> [Exercise data]
- - -

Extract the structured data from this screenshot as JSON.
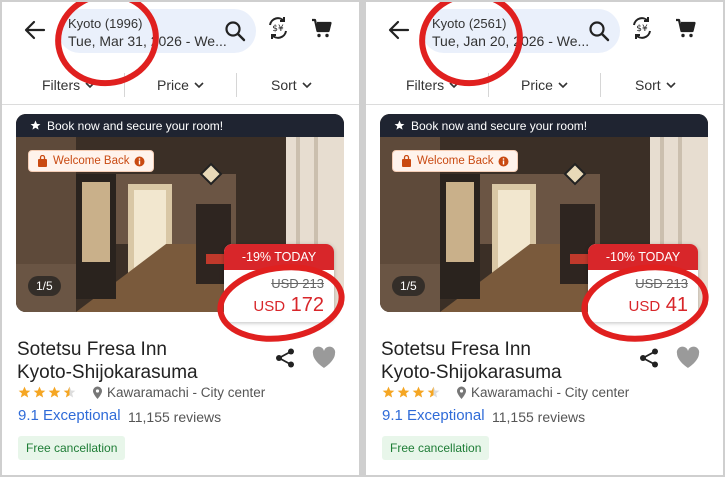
{
  "colors": {
    "accent_blue": "#2f6bd8",
    "deal_red": "#d8262a",
    "annotation_red": "#e0201f",
    "banner_dark": "#1f2431",
    "free_green": "#1e7d36"
  },
  "icons": [
    "back-arrow-icon",
    "search-icon",
    "currency-exchange-icon",
    "cart-icon",
    "chevron-down-icon",
    "star-icon",
    "bag-icon",
    "info-icon",
    "location-pin-icon",
    "share-icon",
    "heart-icon"
  ],
  "panels": [
    {
      "search": {
        "city": "Kyoto (1996)",
        "dates": "Tue, Mar 31, 2026 - We..."
      },
      "filters": {
        "filters": "Filters",
        "price": "Price",
        "sort": "Sort"
      },
      "banner": "Book now and secure your room!",
      "welcome": "Welcome Back",
      "photo_counter": "1/5",
      "deal": "-19% TODAY",
      "old_price": "USD 213",
      "currency": "USD",
      "price": "172",
      "hotel": {
        "name_line1": "Sotetsu Fresa Inn",
        "name_line2": "Kyoto-Shijokarasuma",
        "stars": 3.5
      },
      "location": "Kawaramachi - City center",
      "rating": "9.1 Exceptional",
      "reviews": "11,155 reviews",
      "free_cancellation": "Free cancellation"
    },
    {
      "search": {
        "city": "Kyoto (2561)",
        "dates": "Tue, Jan 20, 2026 - We..."
      },
      "filters": {
        "filters": "Filters",
        "price": "Price",
        "sort": "Sort"
      },
      "banner": "Book now and secure your room!",
      "welcome": "Welcome Back",
      "photo_counter": "1/5",
      "deal": "-10% TODAY",
      "old_price": "USD 213",
      "currency": "USD",
      "price": "41",
      "hotel": {
        "name_line1": "Sotetsu Fresa Inn",
        "name_line2": "Kyoto-Shijokarasuma",
        "stars": 3.5
      },
      "location": "Kawaramachi - City center",
      "rating": "9.1 Exceptional",
      "reviews": "11,155 reviews",
      "free_cancellation": "Free cancellation"
    }
  ]
}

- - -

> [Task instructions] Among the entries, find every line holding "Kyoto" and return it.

> [Task output]
        "city": "Kyoto (1996)",
        "name_line2": "Kyoto-Shijokarasuma",
        "city": "Kyoto (2561)",
        "name_line2": "Kyoto-Shijokarasuma",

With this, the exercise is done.